### Problem details
Write the entries out in full, matching them exactly.

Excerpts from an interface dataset
+ + + + + + +
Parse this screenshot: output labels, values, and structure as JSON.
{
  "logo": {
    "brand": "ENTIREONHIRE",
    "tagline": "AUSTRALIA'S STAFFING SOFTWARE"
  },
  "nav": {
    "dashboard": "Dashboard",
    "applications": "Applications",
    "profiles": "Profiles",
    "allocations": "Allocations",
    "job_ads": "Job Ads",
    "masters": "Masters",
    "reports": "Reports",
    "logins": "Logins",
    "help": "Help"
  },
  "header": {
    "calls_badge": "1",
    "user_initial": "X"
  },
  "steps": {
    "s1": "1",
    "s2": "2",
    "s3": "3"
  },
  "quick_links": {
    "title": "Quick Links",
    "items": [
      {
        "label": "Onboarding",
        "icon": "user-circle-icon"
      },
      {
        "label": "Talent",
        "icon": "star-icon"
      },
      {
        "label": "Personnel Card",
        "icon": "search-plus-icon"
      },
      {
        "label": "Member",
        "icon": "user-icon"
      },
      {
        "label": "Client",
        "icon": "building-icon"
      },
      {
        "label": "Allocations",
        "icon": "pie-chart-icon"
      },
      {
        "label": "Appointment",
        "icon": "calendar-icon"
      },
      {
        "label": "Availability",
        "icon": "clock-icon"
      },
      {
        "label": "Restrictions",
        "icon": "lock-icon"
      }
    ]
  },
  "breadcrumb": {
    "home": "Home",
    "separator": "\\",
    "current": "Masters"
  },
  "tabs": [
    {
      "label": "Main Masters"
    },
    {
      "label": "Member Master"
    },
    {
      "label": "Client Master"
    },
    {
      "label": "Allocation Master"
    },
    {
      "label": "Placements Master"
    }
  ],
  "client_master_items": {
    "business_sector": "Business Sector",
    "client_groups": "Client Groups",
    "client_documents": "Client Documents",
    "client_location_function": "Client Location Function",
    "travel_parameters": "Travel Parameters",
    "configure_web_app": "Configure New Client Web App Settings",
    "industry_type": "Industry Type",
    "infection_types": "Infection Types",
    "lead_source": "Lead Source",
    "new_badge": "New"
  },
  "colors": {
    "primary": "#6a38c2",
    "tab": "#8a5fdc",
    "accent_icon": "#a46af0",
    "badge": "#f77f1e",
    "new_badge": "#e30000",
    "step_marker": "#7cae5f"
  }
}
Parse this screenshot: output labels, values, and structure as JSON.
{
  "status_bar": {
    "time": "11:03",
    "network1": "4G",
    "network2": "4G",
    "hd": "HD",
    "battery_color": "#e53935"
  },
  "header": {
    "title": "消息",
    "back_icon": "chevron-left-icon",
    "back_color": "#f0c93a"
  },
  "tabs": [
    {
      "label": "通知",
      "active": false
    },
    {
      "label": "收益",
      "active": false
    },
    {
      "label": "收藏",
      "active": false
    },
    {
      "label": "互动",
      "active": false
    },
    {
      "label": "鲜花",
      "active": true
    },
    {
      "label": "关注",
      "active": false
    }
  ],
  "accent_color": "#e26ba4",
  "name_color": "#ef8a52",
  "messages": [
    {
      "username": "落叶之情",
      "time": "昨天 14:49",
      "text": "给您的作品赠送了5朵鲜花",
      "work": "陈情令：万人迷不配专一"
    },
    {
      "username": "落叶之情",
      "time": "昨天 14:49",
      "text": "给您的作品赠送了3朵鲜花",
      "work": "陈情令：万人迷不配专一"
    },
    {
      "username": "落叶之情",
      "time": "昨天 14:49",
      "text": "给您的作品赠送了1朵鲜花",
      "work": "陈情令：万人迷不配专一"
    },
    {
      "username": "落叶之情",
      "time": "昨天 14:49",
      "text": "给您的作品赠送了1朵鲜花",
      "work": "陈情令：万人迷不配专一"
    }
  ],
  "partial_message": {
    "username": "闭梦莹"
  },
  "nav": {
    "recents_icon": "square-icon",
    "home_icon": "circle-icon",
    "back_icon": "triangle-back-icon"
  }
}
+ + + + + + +
### Answer to this problem
Parse this screenshot: output labels, values, and structure as JSON.
{
  "logo": {
    "brand": "ENTIREONHIRE",
    "tagline": "AUSTRALIA'S STAFFING SOFTWARE"
  },
  "nav": {
    "dashboard": "Dashboard",
    "applications": "Applications",
    "profiles": "Profiles",
    "allocations": "Allocations",
    "job_ads": "Job Ads",
    "masters": "Masters",
    "reports": "Reports",
    "logins": "Logins",
    "help": "Help"
  },
  "header": {
    "calls_badge": "1",
    "user_initial": "X"
  },
  "steps": {
    "s1": "1",
    "s2": "2",
    "s3": "3"
  },
  "quick_links": {
    "title": "Quick Links",
    "items": [
      {
        "label": "Onboarding",
        "icon": "user-circle-icon"
      },
      {
        "label": "Talent",
        "icon": "star-icon"
      },
      {
        "label": "Personnel Card",
        "icon": "search-plus-icon"
      },
      {
        "label": "Member",
        "icon": "user-icon"
      },
      {
        "label": "Client",
        "icon": "building-icon"
      },
      {
        "label": "Allocations",
        "icon": "pie-chart-icon"
      },
      {
        "label": "Appointment",
        "icon": "calendar-icon"
      },
      {
        "label": "Availability",
        "icon": "clock-icon"
      },
      {
        "label": "Restrictions",
        "icon": "lock-icon"
      }
    ]
  },
  "breadcrumb": {
    "home": "Home",
    "separator": "\\",
    "current": "Masters"
  },
  "tabs": [
    {
      "label": "Main Masters"
    },
    {
      "label": "Member Master"
    },
    {
      "label": "Client Master"
    },
    {
      "label": "Allocation Master"
    },
    {
      "label": "Placements Master"
    }
  ],
  "client_master_items": {
    "business_sector": "Business Sector",
    "client_groups": "Client Groups",
    "client_documents": "Client Documents",
    "client_location_function": "Client Location Function",
    "travel_parameters": "Travel Parameters",
    "configure_web_app": "Configure New Client Web App Settings",
    "industry_type": "Industry Type",
    "infection_types": "Infection Types",
    "lead_source": "Lead Source",
    "new_badge": "New"
  },
  "colors": {
    "primary": "#6a38c2",
    "tab": "#8a5fdc",
    "accent_icon": "#a46af0",
    "badge": "#f77f1e",
    "new_badge": "#e30000",
    "step_marker": "#7cae5f"
  }
}
Parse this screenshot: output labels, values, and structure as JSON.
{
  "status_bar": {
    "time": "11:03",
    "network1": "4G",
    "network2": "4G",
    "hd": "HD",
    "battery_color": "#e53935"
  },
  "header": {
    "title": "消息",
    "back_icon": "chevron-left-icon",
    "back_color": "#f0c93a"
  },
  "tabs": [
    {
      "label": "通知",
      "active": false
    },
    {
      "label": "收益",
      "active": false
    },
    {
      "label": "收藏",
      "active": false
    },
    {
      "label": "互动",
      "active": false
    },
    {
      "label": "鲜花",
      "active": true
    },
    {
      "label": "关注",
      "active": false
    }
  ],
  "accent_color": "#e26ba4",
  "name_color": "#ef8a52",
  "messages": [
    {
      "username": "落叶之情",
      "time": "昨天 14:49",
      "text": "给您的作品赠送了5朵鲜花",
      "work": "陈情令：万人迷不配专一"
    },
    {
      "username": "落叶之情",
      "time": "昨天 14:49",
      "text": "给您的作品赠送了3朵鲜花",
      "work": "陈情令：万人迷不配专一"
    },
    {
      "username": "落叶之情",
      "time": "昨天 14:49",
      "text": "给您的作品赠送了1朵鲜花",
      "work": "陈情令：万人迷不配专一"
    },
    {
      "username": "落叶之情",
      "time": "昨天 14:49",
      "text": "给您的作品赠送了1朵鲜花",
      "work": "陈情令：万人迷不配专一"
    }
  ],
  "partial_message": {
    "username": "闭梦莹"
  },
  "nav": {
    "recents_icon": "square-icon",
    "home_icon": "circle-icon",
    "back_icon": "triangle-back-icon"
  }
}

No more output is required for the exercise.